With this alteration, work moved forward to complete the vessel under the new designation USS George Washington (SSBN-598). The former name was given to a new attack submarine which would be lost under suspicious circumstances in 1968.

Sponsored by Mrs. Robert B. Anderson, George Washington entered the water on June 9, 1959. As with future ballistic missile submarines, George Washington possessed two crews, Blue and Gold, which rotated to ensure that the vessel could stay sea with few interruptions. Under this system, its first two captains were Commander James B.

Osborn (Blue) and Commander John L. From, Jr. (Gold).

Making History:

Commissioned on December 30, 1959, George Washington departed Groton the following June under the guidance of Osborn. Arriving at Cape Canaveral, FL, the submarine embarked two Polaris missiles and program head Rear Admiral William Raborn. Putting to sea, George Washington conducted the first successful tests of the Polaris missile on July 20. Swapping crews, these tests were repeated on July 30 under the supervision of the Gold crew. Having tested the new weapon system, George Washington put into Charleston, SC where it was given a full complement of sixteen Polaris missiles.

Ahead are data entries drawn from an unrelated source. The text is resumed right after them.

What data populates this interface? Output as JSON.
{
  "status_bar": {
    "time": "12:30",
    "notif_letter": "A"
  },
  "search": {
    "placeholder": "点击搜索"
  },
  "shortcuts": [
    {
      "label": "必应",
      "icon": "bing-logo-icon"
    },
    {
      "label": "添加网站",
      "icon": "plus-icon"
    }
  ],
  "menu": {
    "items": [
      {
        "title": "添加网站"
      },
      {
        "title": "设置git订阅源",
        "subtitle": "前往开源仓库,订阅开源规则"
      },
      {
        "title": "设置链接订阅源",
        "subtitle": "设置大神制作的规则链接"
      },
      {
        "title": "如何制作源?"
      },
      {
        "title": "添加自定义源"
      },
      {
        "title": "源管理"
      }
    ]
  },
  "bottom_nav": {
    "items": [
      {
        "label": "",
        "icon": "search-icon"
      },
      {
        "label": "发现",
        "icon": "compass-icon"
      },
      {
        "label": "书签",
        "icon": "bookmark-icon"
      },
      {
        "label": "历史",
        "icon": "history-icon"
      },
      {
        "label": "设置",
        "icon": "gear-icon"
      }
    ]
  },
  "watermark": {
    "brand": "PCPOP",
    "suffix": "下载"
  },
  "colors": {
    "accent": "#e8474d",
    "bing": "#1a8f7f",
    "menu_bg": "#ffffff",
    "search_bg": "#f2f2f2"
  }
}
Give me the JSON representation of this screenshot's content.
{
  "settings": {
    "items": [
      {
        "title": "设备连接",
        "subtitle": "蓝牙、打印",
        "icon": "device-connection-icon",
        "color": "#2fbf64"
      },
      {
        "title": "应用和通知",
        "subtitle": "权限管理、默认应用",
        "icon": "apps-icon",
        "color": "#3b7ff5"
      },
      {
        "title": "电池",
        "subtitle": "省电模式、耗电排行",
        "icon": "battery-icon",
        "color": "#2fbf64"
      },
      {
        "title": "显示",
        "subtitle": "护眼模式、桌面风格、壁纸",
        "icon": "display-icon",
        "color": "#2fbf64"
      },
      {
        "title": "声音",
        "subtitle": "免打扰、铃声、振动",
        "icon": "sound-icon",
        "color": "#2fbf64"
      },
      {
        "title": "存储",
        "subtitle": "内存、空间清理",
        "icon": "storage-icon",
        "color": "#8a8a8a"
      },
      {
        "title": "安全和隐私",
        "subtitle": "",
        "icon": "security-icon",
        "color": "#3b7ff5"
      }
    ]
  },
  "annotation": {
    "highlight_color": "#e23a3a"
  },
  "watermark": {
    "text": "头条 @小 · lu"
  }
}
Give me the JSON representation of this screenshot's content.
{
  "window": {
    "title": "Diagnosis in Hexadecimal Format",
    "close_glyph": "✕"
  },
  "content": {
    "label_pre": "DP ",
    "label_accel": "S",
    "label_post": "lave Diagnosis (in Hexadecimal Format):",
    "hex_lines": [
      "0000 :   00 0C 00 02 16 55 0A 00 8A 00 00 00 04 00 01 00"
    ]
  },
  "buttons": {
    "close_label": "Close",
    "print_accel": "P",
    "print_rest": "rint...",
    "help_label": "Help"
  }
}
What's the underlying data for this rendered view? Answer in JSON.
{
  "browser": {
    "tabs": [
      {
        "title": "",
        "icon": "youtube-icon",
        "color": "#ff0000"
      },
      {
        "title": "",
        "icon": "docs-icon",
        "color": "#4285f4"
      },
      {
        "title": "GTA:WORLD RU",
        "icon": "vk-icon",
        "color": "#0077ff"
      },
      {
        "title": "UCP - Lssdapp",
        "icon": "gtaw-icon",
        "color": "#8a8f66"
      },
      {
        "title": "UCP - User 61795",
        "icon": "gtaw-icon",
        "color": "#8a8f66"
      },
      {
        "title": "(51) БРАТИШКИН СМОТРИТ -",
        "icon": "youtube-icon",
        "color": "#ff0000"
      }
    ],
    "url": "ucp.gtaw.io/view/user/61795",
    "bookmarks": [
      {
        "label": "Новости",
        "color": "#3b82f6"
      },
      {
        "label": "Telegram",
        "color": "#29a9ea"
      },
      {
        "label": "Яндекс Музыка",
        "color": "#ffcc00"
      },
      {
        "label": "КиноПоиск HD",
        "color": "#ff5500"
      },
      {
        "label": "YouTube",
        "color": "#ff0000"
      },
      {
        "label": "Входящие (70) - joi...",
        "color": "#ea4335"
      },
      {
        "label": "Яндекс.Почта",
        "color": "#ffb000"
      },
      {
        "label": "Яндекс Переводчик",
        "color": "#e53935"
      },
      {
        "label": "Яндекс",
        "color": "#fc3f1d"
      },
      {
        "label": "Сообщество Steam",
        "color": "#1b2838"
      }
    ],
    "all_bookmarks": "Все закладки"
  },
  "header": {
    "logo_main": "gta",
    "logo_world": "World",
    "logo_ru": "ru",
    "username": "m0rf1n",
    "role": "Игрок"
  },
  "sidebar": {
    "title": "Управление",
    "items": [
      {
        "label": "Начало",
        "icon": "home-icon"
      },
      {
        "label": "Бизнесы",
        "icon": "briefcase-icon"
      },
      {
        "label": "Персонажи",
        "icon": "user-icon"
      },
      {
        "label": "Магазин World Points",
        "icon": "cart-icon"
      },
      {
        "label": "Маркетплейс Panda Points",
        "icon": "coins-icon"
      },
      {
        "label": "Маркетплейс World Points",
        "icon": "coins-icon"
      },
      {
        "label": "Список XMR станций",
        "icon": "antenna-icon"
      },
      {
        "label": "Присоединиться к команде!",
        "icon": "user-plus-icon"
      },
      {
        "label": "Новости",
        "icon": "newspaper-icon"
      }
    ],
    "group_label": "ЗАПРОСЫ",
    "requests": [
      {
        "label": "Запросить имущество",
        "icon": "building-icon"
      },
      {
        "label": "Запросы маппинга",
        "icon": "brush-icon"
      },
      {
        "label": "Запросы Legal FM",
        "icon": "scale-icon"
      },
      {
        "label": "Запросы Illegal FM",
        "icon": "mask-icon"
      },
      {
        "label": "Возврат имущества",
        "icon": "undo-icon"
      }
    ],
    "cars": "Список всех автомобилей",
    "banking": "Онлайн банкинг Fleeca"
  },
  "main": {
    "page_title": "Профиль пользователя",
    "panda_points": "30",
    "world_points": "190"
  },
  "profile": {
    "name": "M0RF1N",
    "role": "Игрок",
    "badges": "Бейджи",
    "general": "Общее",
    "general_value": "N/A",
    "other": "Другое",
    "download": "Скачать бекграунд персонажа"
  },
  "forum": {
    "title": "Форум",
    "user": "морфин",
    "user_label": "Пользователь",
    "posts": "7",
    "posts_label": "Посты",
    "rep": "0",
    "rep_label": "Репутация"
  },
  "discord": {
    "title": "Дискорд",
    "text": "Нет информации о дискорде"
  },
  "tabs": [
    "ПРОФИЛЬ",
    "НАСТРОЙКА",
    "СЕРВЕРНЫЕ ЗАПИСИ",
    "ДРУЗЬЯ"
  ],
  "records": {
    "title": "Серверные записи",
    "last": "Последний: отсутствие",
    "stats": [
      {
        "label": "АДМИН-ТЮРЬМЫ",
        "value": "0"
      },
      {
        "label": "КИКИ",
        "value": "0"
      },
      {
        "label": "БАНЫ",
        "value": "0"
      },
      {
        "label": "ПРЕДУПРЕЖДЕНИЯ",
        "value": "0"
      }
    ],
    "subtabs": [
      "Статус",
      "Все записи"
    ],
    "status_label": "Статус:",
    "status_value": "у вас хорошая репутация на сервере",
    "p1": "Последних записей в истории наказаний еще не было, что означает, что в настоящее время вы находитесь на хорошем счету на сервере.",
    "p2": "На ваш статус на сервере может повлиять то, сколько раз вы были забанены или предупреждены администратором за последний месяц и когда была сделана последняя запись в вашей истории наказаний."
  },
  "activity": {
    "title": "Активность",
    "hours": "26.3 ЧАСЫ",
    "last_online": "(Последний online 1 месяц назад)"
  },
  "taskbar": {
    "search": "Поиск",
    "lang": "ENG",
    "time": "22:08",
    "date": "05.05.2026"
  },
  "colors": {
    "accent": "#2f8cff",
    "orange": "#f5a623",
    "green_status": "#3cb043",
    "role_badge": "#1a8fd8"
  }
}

A Nuclear Deterrent:

After receiving a Navy Unit Commendation and embarking the Blue crew, George Washington departed port on November 15, 1960, for the world's first nuclear deterrent patrol. Slipping beneath the waves, the submarine did not surface for 66 days until arriving at New London in January to change crews. Leaving port, George Washington conducted another deterrent patrol which ended when the vessel arrived at Holy Loch, Scotland in April. Based at that port, George Washington conducted routine patrols until returning to Groton in 1964 for refueling.

During its initial deployment, George Washington sailed approximately 100,000 miles before putting in for a refit. Remaining at Groton into 1965, the submarine's systems were upgraded to utilize the new Polaris A3. Leaving port, George Washington was later transferred to the US Pacific Fleet and assigned to Pearl Harbor. Known as the "Georgefish," the submarine conducted nuclear deterrent patrols in the Pacific for the next decade and a half as part of the US Navy's growing ballistic missile submarine force.

On April 9, 1981, George Washington was involved in a collision with the Japanese cargo ship Nissho Maru in the South China Sea. The accident occurred when the submarine accidently surfaced under the ship. The collision led to the sinking of Nissho Maru and the death of two of its crew.

Immediately diving and then resurfacing nearby, George Washington's crew stated that it was unable to see the ship due to bad weather and as a result offered no aid. The collision badly strained US-Japanese relations and the Reagan Administration accepted blame and offered compensation.

Final Days:

Arriving in port in 1982, George Washington completed its final nuclear deterrence patrol. Sent to Puget Sound, its missiles were removed the following year in compliance with the SALT I Treaty. Redesignated as an attack submarine (SSN-598), George Washington returned to service in this role. An aging vessel, the US Navy elected to decommission George Washington on January 24, 1985. Though stricken from the Navy List the following year, the submarine was retained at Puget Sound Naval Shipyard through the end of the 1980s.

In the 1990s, George Washington was scrapped through the US Navy's Ship-Submarine Recycling Program. This process was completed on September 30, 1998. As part of the dismantling the submarine, its sail was removed and sent to the Submarine Force Library and Museum at New London. Though George Washington served a relatively quiet career, it pioneered a ship type that became the strategic backbone of both the US and Soviet Navies' nuclear deterrence forces. The rise of the ballistic missile submarine was a key element of the Cold War and the type remains a key strategic asset into the 21st century.

Selected Sources